What this task involves: Please return exactly the line that contains "Output a JSON" and every line after it, through the last line of the records below, with no pictures.

Data about app and page elements
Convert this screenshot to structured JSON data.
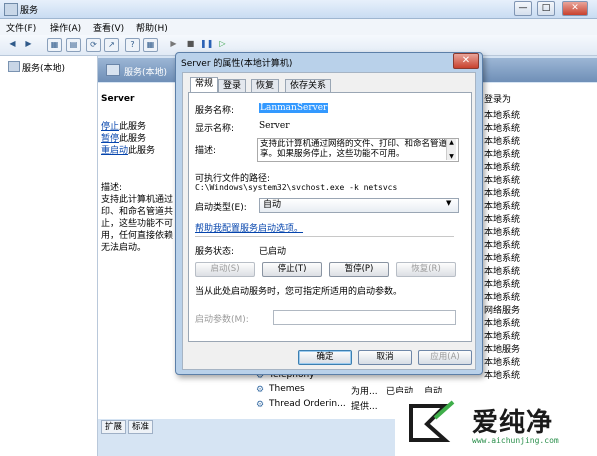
{
  "window": {
    "title": "服务",
    "min": "—",
    "max": "□",
    "close": "✕"
  },
  "menu": [
    "文件(F)",
    "操作(A)",
    "查看(V)",
    "帮助(H)"
  ],
  "toolbar": [
    "◀",
    "▶",
    "▦",
    "▤",
    "⟳",
    "↗",
    "?",
    "▦",
    "▶",
    "■",
    "❚❚",
    "▷"
  ],
  "tree": {
    "label": "服务(本地)"
  },
  "panel": {
    "header": "服务(本地)",
    "service_title": "Server",
    "links": [
      "停止",
      "暂停",
      "重启动"
    ],
    "link_suffix": "此服务",
    "desc_label": "描述:",
    "desc_lines": [
      "支持此计算机通过",
      "印、和命名管道共",
      "止，这些功能不可",
      "用，任何直接依赖",
      "无法启动。"
    ]
  },
  "right_column": {
    "header": "登录为",
    "rows": [
      "本地系统",
      "本地系统",
      "本地系统",
      "本地系统",
      "本地系统",
      "本地系统",
      "本地系统",
      "本地系统",
      "本地系统",
      "本地系统",
      "本地系统",
      "本地系统",
      "本地系统",
      "本地系统",
      "本地系统",
      "网络服务",
      "本地系统",
      "本地系统",
      "本地服务",
      "本地系统",
      "本地系统"
    ]
  },
  "list_rows": [
    {
      "name": "Telephony",
      "desc": "",
      "status": "",
      "start": "",
      "logon": ""
    },
    {
      "name": "Themes",
      "desc": "为用...",
      "status": "已启动",
      "start": "自动",
      "logon": ""
    },
    {
      "name": "Thread Orderin...",
      "desc": "提供...",
      "status": "",
      "start": "",
      "logon": ""
    }
  ],
  "bottom_tabs": [
    "扩展",
    "标准"
  ],
  "dialog": {
    "title": "Server 的属性(本地计算机)",
    "close": "✕",
    "tabs": [
      "常规",
      "登录",
      "恢复",
      "依存关系"
    ],
    "svc_name_label": "服务名称:",
    "svc_name_value": "LanmanServer",
    "display_name_label": "显示名称:",
    "display_name_value": "Server",
    "desc_label": "描述:",
    "desc_value": "支持此计算机通过网络的文件、打印、和命名管道共享。如果服务停止，这些功能不可用。",
    "path_label": "可执行文件的路径:",
    "path_value": "C:\\Windows\\system32\\svchost.exe -k netsvcs",
    "startup_label": "启动类型(E):",
    "startup_value": "自动",
    "help_link": "帮助我配置服务启动选项。",
    "status_label": "服务状态:",
    "status_value": "已启动",
    "btn_start": "启动(S)",
    "btn_stop": "停止(T)",
    "btn_pause": "暂停(P)",
    "btn_resume": "恢复(R)",
    "hint": "当从此处启动服务时，您可指定所适用的启动参数。",
    "param_label": "启动参数(M):",
    "param_value": "",
    "ok": "确定",
    "cancel": "取消",
    "apply": "应用(A)"
  },
  "watermark": {
    "text": "爱纯净",
    "url": "www.aichunjing.com"
  }
}
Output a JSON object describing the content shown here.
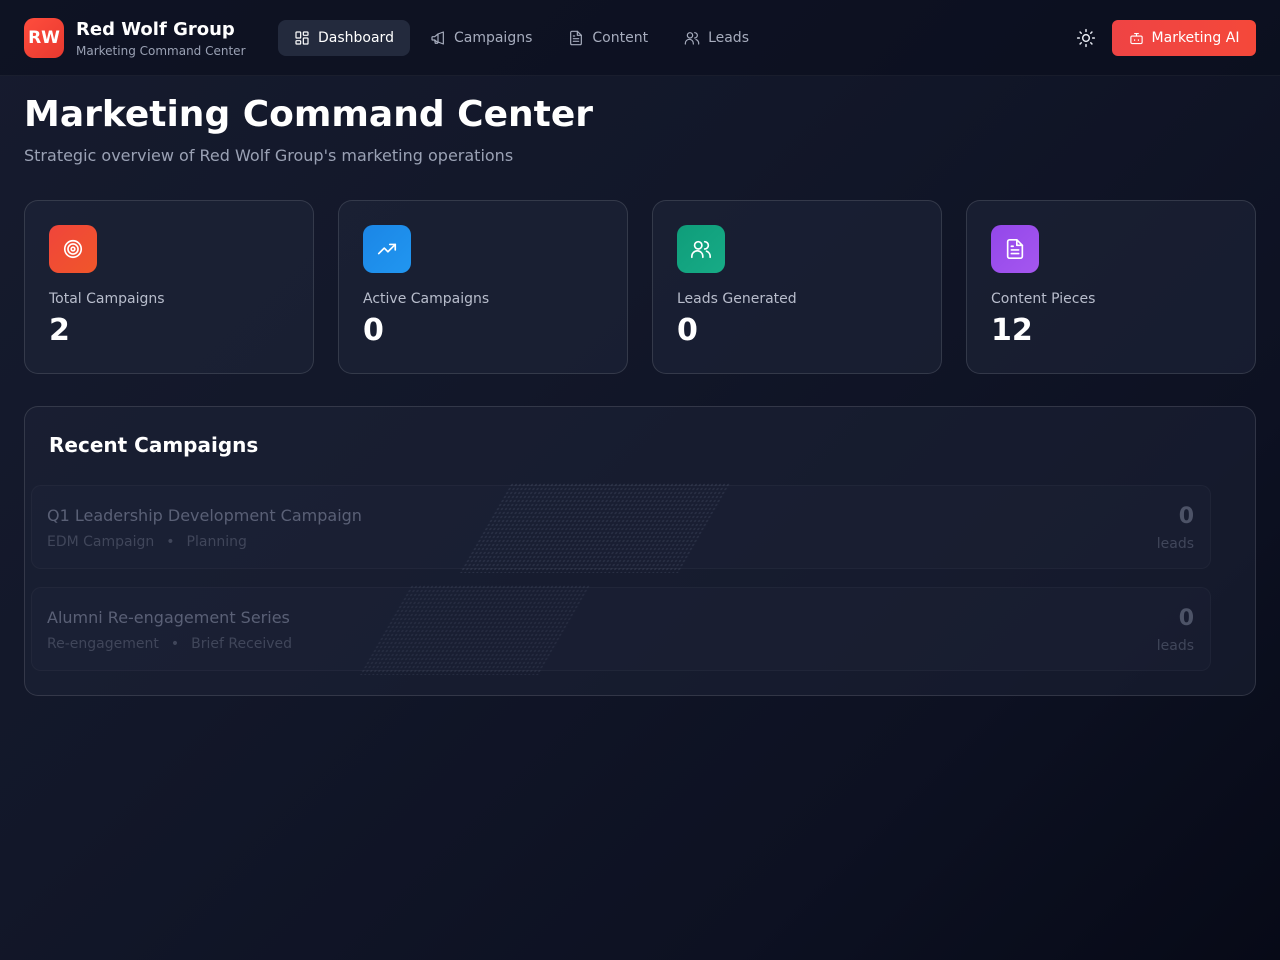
{
  "brand": {
    "logo_text": "RW",
    "name": "Red Wolf Group",
    "subtitle": "Marketing Command Center",
    "logo_color": "#ef4444"
  },
  "nav": {
    "items": [
      {
        "label": "Dashboard",
        "icon": "dashboard-icon",
        "active": true
      },
      {
        "label": "Campaigns",
        "icon": "megaphone-icon",
        "active": false
      },
      {
        "label": "Content",
        "icon": "document-icon",
        "active": false
      },
      {
        "label": "Leads",
        "icon": "users-icon",
        "active": false
      }
    ]
  },
  "header": {
    "theme_icon": "sun-icon",
    "ai_button_label": "Marketing AI",
    "ai_button_icon": "bot-icon",
    "accent": "#ef4444"
  },
  "page": {
    "title": "Marketing Command Center",
    "subtitle": "Strategic overview of Red Wolf Group's marketing operations"
  },
  "stats": [
    {
      "label": "Total Campaigns",
      "value": "2",
      "icon": "target-icon",
      "color": "#ef4f2f"
    },
    {
      "label": "Active Campaigns",
      "value": "0",
      "icon": "trending-up-icon",
      "color": "#1e8fe8"
    },
    {
      "label": "Leads Generated",
      "value": "0",
      "icon": "users-icon",
      "color": "#14a37f"
    },
    {
      "label": "Content Pieces",
      "value": "12",
      "icon": "document-icon",
      "color": "#9b4dea"
    }
  ],
  "recent": {
    "title": "Recent Campaigns",
    "separator": "•",
    "campaigns": [
      {
        "name": "Q1 Leadership Development Campaign",
        "type": "EDM Campaign",
        "status": "Planning",
        "leads": "0",
        "leads_unit": "leads"
      },
      {
        "name": "Alumni Re-engagement Series",
        "type": "Re-engagement",
        "status": "Brief Received",
        "leads": "0",
        "leads_unit": "leads"
      }
    ]
  }
}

Reply:
Output a JSON object describing the content shown here.
{
  "brand": {
    "logo_text": "RW",
    "name": "Red Wolf Group",
    "subtitle": "Marketing Command Center",
    "logo_color": "#ef4444"
  },
  "nav": {
    "items": [
      {
        "label": "Dashboard",
        "icon": "dashboard-icon",
        "active": true
      },
      {
        "label": "Campaigns",
        "icon": "megaphone-icon",
        "active": false
      },
      {
        "label": "Content",
        "icon": "document-icon",
        "active": false
      },
      {
        "label": "Leads",
        "icon": "users-icon",
        "active": false
      }
    ]
  },
  "header": {
    "theme_icon": "sun-icon",
    "ai_button_label": "Marketing AI",
    "ai_button_icon": "bot-icon",
    "accent": "#ef4444"
  },
  "page": {
    "title": "Marketing Command Center",
    "subtitle": "Strategic overview of Red Wolf Group's marketing operations"
  },
  "stats": [
    {
      "label": "Total Campaigns",
      "value": "2",
      "icon": "target-icon",
      "color": "#ef4f2f"
    },
    {
      "label": "Active Campaigns",
      "value": "0",
      "icon": "trending-up-icon",
      "color": "#1e8fe8"
    },
    {
      "label": "Leads Generated",
      "value": "0",
      "icon": "users-icon",
      "color": "#14a37f"
    },
    {
      "label": "Content Pieces",
      "value": "12",
      "icon": "document-icon",
      "color": "#9b4dea"
    }
  ],
  "recent": {
    "title": "Recent Campaigns",
    "separator": "•",
    "campaigns": [
      {
        "name": "Q1 Leadership Development Campaign",
        "type": "EDM Campaign",
        "status": "Planning",
        "leads": "0",
        "leads_unit": "leads"
      },
      {
        "name": "Alumni Re-engagement Series",
        "type": "Re-engagement",
        "status": "Brief Received",
        "leads": "0",
        "leads_unit": "leads"
      }
    ]
  }
}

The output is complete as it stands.